*** Data supplied Section Begins ***
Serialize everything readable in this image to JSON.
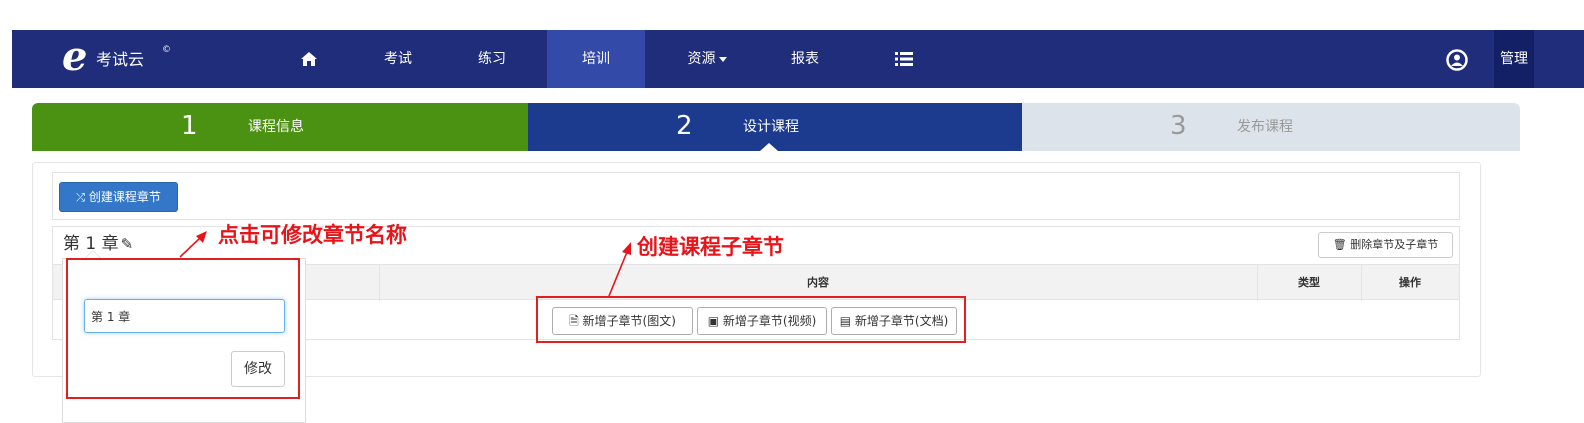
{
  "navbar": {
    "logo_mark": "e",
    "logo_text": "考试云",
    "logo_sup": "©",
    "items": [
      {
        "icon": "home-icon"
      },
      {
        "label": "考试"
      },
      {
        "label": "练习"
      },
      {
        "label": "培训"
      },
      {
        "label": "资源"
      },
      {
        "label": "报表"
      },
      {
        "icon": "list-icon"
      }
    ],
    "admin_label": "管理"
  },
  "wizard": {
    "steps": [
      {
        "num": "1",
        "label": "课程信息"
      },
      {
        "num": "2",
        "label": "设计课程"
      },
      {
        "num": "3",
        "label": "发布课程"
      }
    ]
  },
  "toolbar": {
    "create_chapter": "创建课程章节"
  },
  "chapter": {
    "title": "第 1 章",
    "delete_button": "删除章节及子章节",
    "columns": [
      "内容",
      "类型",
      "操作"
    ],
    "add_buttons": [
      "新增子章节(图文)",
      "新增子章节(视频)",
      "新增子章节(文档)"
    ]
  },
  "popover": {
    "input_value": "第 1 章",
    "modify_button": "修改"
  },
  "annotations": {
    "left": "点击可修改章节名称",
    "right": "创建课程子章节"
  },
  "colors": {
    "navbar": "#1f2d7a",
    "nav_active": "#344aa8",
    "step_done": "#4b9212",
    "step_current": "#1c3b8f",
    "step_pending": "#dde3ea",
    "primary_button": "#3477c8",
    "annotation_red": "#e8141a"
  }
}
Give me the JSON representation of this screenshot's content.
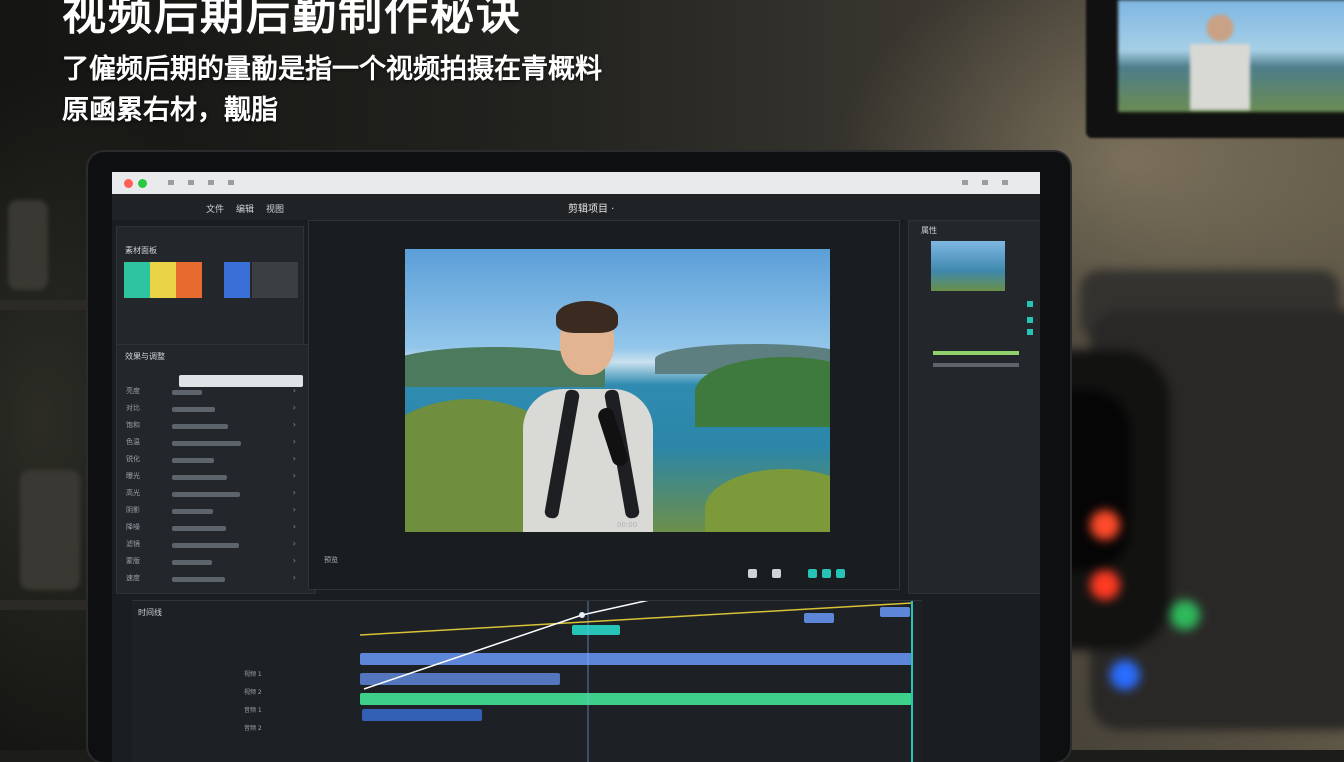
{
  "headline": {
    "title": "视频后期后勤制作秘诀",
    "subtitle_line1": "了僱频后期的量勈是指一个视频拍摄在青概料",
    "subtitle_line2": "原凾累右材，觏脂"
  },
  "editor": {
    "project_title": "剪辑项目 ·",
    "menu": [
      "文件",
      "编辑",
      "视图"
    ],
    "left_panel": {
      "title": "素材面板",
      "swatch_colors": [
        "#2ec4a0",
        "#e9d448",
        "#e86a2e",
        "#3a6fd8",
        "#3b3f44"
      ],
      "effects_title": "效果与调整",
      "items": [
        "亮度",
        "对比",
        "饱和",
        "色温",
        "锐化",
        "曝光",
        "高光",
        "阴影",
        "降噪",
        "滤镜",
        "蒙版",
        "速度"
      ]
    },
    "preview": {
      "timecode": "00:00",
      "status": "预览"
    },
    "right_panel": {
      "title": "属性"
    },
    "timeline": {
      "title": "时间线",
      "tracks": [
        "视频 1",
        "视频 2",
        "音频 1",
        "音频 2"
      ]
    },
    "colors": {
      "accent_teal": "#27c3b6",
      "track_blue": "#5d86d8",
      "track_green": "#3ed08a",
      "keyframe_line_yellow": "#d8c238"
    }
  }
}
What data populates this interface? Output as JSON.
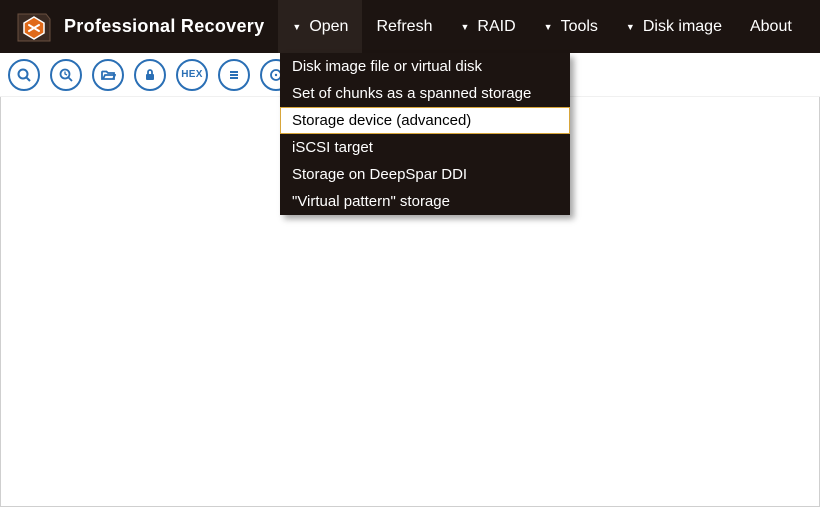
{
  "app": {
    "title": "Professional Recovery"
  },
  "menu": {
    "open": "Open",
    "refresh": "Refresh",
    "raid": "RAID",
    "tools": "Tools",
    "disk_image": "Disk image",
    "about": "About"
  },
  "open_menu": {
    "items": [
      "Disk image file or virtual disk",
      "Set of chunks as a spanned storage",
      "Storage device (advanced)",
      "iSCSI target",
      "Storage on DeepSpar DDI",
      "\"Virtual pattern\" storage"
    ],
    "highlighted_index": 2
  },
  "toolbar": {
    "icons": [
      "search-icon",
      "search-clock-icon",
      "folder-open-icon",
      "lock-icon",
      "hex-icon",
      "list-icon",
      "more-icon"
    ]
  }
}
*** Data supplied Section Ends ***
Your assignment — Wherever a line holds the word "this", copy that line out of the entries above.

Task solution —
Serialize everything readable in this image to JSON.
Give me the JSON representation of this screenshot's content.
What data populates this interface? Output as JSON.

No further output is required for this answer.